NASCAR Season Preview
Now that we have covered the offseason and all that came with it, let’s jump into what will happen on the race track
First Half of the Regular Season
The first 13 races of the season are a mixture of many different race tracks. The circuit visits five one mile and a half tracks (Atlanta, Las Vegas, Texas, Kansas, Charlotte), three short tracks (Martinsville, Bristol, Richmond), two one mile tracks(Phoenix and Dover), two restrictor plate tracks(Daytona and Talladega), and one two mile track(California). The diversity of tracks is good and allows for a lot of competition and great finishes. Since 2012, an average of nine different drivers win the first thirteen races.
There are going to be two things that are a virtual lock in the first half of this season. Kevin Harvick will win at Phoenix. Harvick has won six out of the last nine races at the famed race track and the last three in the march race.
The second thing that is an almost guarantee is Kyle Busch will start off strong. Taking out the 2015 season because of an injury that made him miss most of the first half, Busch has been red hot the past five seasons in the first 13 races. Rowdy has collected 9 wins, 29 Top 5s, and 35 Top 10s.That same start awaits him this season.
Daytona – Dale Earnhardt Jr
Atlanta – Jimmie Johnson
Las Vegas – Brad Keselowski
Phoenix – Kevin Harvick
Auto Club – Joey Logano
Martinsville – Jimmie Johnson
Texas – Chase Elliott
Bristol – Kyle Busch
Richmond – Denny Hamlin
Talladega – Jimmie Johnson
Kansas – Joey Logano
Charlotte – Kyle Busch
Dover – Kyle Larson
Second Half of the Regular Season
The second half of the NASCAR regular season introduces some road course racing which has been very eventful the past half decade. The breakdown looks like this: Four two-mile tracks(Pocono twice and Michigan twice), two road courses(Sonoma and Watkins Glen), two short tracks(Bristol and Richmond), one restrictor plate track(Daytona), one two and a half mile track(Indianapolis), one one and a half mile track(Kentucky),one one and a third track(Darlington), and one one mile track(New Hampshire).
As said earlier, over the past five years an average of eight different drivers win the first 13 races. That number, however, inflates. Since 2012, an average of 10 different drivers win the 13 races in the second half of the regular season.
One thing that will happen in the second half of the regular season is simple. Jimmie Johnson will struggle a bit, and everybody will freak out and wonder if he is good enough to compete for the championship. Over the past three seasons, Johnson has had an average finish of 16th in the second half. On top of that, he has finished 30th or worse in a quarter of those races. The second half isn’t kind to Jimmie in the least bit.
Pocono – Dale Earnhardt Jr
Michigan – Chase Elliott
Sonoma –Kyle Busch

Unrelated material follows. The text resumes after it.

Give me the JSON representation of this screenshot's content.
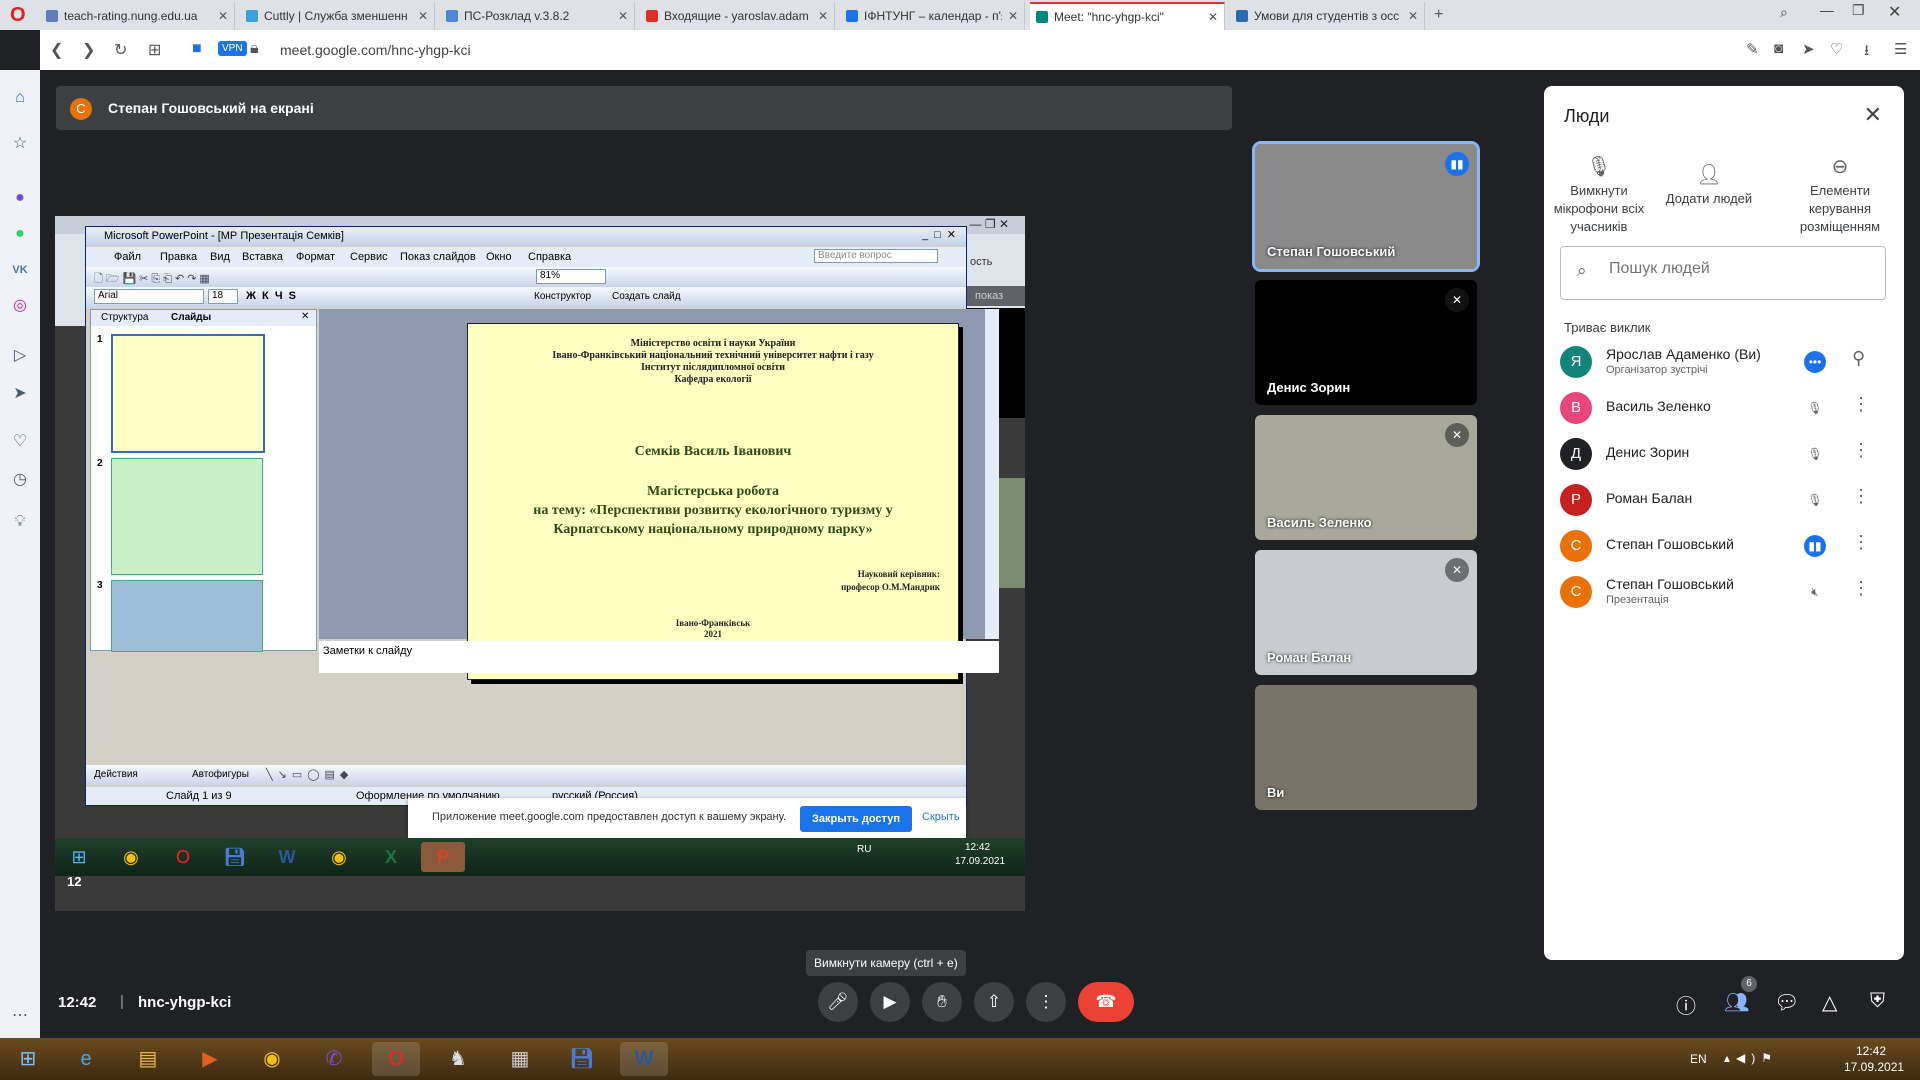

Daytona – Clint Bowyer
Kentucky – Kyle Busch
New Hampshire – Matt Kenseth
Indianapolis – Brad Keselowski
Pocono – Kyle Larson
Watkins Glen – Kevin Harvick
Michigan – Kyle Larson
Bristol – Denny Hamlin
Darlington – Martin Truex Jr
Richmond – Kurt Busch
The playoffs will consist of these sixteen drivers:
1. Kyle Busch
2. Jimmie Johnson
3. Kyle Larson
4. Denny Hamlin
5. Brad Keselowski
6. Joey Logano
7. Dale Earnhardt Jr
8. Chase Elliot
9. Kevin Harvick
10. Matt Kenseth
11. Martin Truex Jr
12. Clint Bowyer
13. Kurt Busch
14. Austin Dillon
15. Kasey Kahne
16. Jamie McMurray
Rounds one through three of the playoffs consist of three races. After each round, four drivers are eliminated until there are four left standing to duel it out at Homestead. Half of the tracks in the playoffs are a mile and a half tracks. That bodes well for drivers like Jimmie Johnson, Joey Logano, and Kyle Busch.
The four drivers left to battle it out at Homestead:
1. Jimmie Johnson
2. Denny Hamlin
3. Kyle Busch
4. Chase Elliott
The first driver out of the four remaining that crosses the finish line first at homestead is the Monster Energy Cup Champion. He has been good there of late and wants to be back atop the thrown. Kyle Busch will be the first driver to cross the finish line and win his second championship in three years.